Putting the Power in Xbox One Owners’ Hands

When we first started working on Xbox One a few years ago, we set out to build upon all of the things that made Xbox 360 great, and also address some of the things our fans found frustrating.

Two areas we sought to improve were how Xbox One updated the system, apps and game content and also how the console consumed power. In both areas, we were able to innovate and make improvements thanks to feedback from fans and partners in the power industry.

With the “Instant-on” power setting we solved an age-old problem of system updates that interrupted gaming and entertainment experiences and frustrated our users. This was easily a top concern shared by Xbox 360 owners.

With this power setting, the Xbox One is always up-to-date delivering updates and downloading content while the console is not actively being used. Only with this setting can you make game or content purchases from SmartGlass or Xbox.com and have the content download automatically to your home console. When factoring the monthly system updates, new features in apps and games and automatic mobile purchase downloads, the Instant-on setting easily saves users countless hours of needlessly waiting.

Instant-on also revolutionized the way you can control your entertainment with voice commands that allow you to power on the console with a simple request: “Xbox on.”

While we believe Instant-on provides the best experience for our fans, we also believe in providing consumer choice which is why we offered the “Energy-saving” mode. This lower power state consumes less energy and can save customers an average of $6 to $15 in energy costs* per year in the U.S. This mode does not provide the added value of background updating.

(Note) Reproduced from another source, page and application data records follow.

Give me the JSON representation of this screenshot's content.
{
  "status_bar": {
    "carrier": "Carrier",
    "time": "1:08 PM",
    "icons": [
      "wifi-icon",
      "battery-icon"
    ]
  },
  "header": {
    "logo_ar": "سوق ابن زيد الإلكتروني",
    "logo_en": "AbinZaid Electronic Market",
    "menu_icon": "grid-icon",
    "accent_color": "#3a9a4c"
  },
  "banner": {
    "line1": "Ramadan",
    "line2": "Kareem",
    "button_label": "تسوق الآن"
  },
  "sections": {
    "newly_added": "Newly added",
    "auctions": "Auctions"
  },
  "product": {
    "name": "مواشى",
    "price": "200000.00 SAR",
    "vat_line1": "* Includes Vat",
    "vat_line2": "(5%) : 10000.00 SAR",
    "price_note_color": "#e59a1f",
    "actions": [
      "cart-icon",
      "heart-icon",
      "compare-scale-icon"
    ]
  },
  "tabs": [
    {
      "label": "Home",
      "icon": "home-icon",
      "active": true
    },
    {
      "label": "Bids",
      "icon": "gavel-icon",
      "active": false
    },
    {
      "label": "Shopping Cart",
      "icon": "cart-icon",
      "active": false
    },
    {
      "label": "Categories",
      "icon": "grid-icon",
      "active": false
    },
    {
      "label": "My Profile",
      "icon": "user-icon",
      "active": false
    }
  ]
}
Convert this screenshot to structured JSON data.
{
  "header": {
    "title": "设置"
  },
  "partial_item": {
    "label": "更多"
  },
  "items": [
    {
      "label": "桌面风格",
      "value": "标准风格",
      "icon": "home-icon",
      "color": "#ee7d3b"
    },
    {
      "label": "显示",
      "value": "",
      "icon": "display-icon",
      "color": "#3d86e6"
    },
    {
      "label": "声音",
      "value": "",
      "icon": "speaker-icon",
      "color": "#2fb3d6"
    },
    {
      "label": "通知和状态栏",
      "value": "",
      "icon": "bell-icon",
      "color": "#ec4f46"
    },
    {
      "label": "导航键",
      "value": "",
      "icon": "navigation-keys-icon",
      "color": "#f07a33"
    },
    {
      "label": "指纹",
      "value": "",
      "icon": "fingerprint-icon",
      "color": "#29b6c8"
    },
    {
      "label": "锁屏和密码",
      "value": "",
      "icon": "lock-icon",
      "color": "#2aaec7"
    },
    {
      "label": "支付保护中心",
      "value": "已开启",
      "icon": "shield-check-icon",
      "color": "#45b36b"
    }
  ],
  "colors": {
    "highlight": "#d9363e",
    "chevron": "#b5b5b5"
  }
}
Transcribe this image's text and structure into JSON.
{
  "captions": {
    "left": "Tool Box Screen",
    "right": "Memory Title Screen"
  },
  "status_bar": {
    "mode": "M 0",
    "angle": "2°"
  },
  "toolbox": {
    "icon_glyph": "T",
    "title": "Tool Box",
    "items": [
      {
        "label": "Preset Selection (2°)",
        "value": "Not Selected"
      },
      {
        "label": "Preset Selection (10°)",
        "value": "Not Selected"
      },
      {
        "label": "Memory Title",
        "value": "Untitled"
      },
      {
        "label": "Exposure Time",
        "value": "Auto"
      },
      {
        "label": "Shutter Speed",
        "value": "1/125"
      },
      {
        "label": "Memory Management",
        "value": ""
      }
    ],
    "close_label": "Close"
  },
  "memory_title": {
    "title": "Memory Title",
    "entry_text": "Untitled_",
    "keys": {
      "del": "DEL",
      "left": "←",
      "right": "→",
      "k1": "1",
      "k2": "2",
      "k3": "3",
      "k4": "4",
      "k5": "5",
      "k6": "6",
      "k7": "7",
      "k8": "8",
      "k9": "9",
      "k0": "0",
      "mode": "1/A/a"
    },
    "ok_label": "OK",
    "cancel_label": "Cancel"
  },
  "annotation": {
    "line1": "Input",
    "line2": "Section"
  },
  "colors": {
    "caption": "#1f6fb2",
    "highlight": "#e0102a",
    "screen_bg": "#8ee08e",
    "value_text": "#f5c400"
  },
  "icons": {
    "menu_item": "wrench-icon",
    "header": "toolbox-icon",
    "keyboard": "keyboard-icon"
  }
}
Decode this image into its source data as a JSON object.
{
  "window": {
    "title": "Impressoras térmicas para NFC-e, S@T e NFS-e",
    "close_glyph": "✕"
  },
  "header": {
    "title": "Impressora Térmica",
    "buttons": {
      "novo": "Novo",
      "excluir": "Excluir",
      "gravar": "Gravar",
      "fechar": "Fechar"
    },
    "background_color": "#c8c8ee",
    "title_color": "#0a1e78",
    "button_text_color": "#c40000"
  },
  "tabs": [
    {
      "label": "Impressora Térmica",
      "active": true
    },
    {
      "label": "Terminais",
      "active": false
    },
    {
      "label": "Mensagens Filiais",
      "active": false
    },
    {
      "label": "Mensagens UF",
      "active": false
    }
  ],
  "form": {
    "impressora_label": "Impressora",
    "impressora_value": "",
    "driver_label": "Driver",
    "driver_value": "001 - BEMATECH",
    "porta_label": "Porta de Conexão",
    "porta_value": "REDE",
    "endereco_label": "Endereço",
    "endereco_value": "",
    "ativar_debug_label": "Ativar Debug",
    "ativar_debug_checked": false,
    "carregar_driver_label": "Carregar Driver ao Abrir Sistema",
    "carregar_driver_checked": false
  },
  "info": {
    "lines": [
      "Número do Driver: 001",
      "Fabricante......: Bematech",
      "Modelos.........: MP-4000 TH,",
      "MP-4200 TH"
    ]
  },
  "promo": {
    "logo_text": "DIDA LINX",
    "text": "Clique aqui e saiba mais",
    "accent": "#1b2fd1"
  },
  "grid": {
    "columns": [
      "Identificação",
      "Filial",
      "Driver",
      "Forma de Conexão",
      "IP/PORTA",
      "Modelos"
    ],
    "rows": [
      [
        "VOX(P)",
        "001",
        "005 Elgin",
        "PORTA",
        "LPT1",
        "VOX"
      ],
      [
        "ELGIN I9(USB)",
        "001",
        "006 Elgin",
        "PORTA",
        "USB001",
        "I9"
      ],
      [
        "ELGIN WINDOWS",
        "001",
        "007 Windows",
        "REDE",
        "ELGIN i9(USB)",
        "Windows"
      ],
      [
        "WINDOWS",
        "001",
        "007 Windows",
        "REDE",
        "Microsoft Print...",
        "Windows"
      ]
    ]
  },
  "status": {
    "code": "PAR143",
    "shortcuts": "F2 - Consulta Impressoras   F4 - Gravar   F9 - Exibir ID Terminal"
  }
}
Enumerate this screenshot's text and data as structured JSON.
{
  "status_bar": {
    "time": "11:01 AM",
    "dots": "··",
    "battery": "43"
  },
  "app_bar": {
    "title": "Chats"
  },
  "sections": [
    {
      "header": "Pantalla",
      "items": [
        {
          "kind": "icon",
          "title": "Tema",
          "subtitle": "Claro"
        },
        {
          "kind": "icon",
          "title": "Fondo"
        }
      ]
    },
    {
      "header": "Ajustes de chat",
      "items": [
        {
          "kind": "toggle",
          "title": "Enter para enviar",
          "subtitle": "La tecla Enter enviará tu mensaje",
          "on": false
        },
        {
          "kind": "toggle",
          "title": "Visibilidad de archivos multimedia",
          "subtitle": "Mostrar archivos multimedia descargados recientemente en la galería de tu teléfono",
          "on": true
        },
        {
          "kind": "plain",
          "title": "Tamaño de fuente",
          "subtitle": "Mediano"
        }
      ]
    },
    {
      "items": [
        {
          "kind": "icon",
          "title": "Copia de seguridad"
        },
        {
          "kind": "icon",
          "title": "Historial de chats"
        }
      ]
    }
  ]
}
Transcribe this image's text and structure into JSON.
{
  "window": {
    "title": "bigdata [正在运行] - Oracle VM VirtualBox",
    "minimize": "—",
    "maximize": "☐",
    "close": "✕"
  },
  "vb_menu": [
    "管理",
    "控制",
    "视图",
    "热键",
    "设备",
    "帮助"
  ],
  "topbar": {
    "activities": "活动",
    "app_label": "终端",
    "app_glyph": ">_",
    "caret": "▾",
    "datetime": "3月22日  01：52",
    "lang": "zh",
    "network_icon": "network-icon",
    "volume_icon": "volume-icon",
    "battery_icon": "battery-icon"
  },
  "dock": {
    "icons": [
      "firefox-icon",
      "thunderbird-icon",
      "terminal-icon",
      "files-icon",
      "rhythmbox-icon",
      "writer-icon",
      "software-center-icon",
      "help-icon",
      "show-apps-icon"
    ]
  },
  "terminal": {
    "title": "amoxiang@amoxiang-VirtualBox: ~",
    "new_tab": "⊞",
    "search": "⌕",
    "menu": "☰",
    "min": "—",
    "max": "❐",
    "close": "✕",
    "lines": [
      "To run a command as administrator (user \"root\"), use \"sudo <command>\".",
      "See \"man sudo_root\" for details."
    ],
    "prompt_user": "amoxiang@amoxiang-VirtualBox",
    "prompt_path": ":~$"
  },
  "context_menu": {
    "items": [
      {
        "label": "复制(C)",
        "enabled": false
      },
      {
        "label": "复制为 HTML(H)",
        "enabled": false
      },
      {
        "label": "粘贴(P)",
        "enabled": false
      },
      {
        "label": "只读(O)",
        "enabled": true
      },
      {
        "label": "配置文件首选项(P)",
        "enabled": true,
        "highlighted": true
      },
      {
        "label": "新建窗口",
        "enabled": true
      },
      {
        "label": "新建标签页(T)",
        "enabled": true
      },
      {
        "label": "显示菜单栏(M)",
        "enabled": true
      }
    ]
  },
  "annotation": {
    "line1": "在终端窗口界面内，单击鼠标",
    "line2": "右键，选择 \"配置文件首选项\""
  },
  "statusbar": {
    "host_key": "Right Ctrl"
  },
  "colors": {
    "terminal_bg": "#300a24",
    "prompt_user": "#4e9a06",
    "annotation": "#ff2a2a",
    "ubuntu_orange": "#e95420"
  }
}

By providing multiple power states in Xbox One and empowering our fans with choice, we sought to balance energy efficiency and functionality. At the same time, we know many Xbox One fans are vigilant about their household’s energy consumption; after all, environmental leadership often begins at home.

It was that same personal leadership that drove our teams in the product design phase to maximize computational power per watt and drive significant improvements in how power is used in Xbox One. Even though the Xbox One is significantly more powerful with more feature functionality than Xbox 360, at launch it used about the same amount of power. This is possible because of the scalable architecture in Xbox One where it uses only the power it needs at the moment for the task at hand.

But we didn’t stop there: Our commitment to innovation continued. As we demonstrated with Xbox 360, we improved power consumption over time and we are doing the same with Xbox One. Since Xbox One launched, we’ve reduced the power consumed while in Instant-on by a third. At Microsoft, sustainability is core to our business practices—we continue to work to reduce the environmental impact of our products and services, and we are committed to carbon neutrality as a company.

As we continue to evolve the Xbox One experience, we are bringing this power choice front and center. In the coming months, new Xbox One owners around the world will be prompted with this choice in the initial console set-up process. Current Xbox One owners can easily make changes to their power consumption choices now in
Settings under Power & start up.

We hope current and new Xbox fans will take the time to learn about
the differences between Instant-on and Energy-saving settings so that they are empowered to make the choice that best fits their gaming and entertainment lifestyle.

*While individual energy costs vary, on average U.S. customers can expect to spend about $6.50 to $15.50 per year for “Instant-on” and about $0.26 to $0.62 per year for “Energy-saving” mode; EU customers can expect to spend about €7.25 to €27.50 per year for “Instant-on” and about €0.29 to €1.10 per year for “Energy-saving” mode.